Chapter

Rawls and Utilitarianism *

Samuel Scheffler

in Boundaries and Allegiances

Published in print September 2002 | ISBN: 9780199257676
Published online November 2003 | e-ISBN: 9780191600197 | DOI: http://dx.doi.org/10.1093/0199257671.003.0010
 Rawls and Utilitarianism *

Show Summary Details

Preview

After reviewing John Rawls's arguments against utilitarianism in A Theory of Justice and then examining Michael Sandel's and Robert Nozick's criticisms of those arguments, Scheffler points to three important similarities between utilitarianism and Rawls's own theory. Both the theories are systematic and constructive in character, both treat common‐sense notions of justice as deriving from a more authoritative standard, and both are committed to distributive holism, in the sense that they regard the justice of any assignment of benefits to a particular individual as dependent on the justice of the overall distribution of benefits in society.

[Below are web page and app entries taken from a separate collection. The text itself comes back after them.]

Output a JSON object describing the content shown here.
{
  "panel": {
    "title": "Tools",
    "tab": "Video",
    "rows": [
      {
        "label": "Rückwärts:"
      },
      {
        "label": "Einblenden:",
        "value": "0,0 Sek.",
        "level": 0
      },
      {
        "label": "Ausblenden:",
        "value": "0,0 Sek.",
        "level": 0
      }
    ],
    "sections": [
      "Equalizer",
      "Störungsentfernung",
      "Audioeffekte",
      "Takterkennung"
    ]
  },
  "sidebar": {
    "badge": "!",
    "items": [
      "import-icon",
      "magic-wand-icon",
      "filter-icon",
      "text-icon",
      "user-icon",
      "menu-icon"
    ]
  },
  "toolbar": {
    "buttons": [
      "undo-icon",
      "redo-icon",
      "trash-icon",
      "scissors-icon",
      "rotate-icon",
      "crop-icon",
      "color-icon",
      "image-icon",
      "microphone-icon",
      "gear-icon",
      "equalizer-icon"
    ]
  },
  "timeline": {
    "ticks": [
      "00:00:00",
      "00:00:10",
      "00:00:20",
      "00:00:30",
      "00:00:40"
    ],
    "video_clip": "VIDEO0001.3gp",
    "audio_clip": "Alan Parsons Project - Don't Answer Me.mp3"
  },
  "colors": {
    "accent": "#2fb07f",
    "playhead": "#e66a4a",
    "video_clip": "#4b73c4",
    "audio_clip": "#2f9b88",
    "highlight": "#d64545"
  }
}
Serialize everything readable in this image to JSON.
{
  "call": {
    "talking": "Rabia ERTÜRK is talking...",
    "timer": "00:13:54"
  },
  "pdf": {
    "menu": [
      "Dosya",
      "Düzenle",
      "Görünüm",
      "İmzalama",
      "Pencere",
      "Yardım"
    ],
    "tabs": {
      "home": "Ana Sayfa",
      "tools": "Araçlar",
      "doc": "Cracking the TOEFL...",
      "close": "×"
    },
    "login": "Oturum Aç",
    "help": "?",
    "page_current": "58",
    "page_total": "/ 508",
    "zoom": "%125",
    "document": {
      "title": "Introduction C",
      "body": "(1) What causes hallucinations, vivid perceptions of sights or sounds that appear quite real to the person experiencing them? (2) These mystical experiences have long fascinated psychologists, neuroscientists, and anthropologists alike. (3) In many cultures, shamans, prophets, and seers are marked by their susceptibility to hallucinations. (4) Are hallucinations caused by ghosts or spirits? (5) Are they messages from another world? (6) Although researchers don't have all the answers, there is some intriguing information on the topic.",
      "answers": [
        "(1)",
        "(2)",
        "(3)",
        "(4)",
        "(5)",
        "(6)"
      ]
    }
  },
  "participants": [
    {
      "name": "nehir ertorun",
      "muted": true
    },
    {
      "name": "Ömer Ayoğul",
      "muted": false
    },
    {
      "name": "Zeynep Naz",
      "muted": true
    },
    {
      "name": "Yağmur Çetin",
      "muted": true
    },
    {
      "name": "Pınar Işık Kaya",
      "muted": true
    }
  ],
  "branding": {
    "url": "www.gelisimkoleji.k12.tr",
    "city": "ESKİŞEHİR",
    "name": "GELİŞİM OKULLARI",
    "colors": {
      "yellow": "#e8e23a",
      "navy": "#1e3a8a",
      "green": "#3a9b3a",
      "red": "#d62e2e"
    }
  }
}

These similarities may make it seem that Rawls's theory fails to remedy utilitarianism's neglect of the distinctness of persons. But Scheffler argues that Rawls's theory accommodates holistic pressures while maintaining a commitment to the inviolability of the individual. Scheffler also suggests that the complexity of Rawls's attitude toward utilitarianism in A Theory of Justice may help to explain his willingness, in Political Liberalism, to treat utilitarianism as a candidate for inclusion in an overlapping consensus.

Keywords: benefits; distributive holism; inviolability; justice; Robert Nozick; overlapping consensus; Michael Sandel; utilitarianism

Chapter.  12977 words. 

Subjects: Political Theory

Full text: subscription required

How to subscribe Recommend to my Librarian

Buy this work at Oxford University Press »

Users without a subscription are not able to see the full content. Please, subscribe or login to access all content.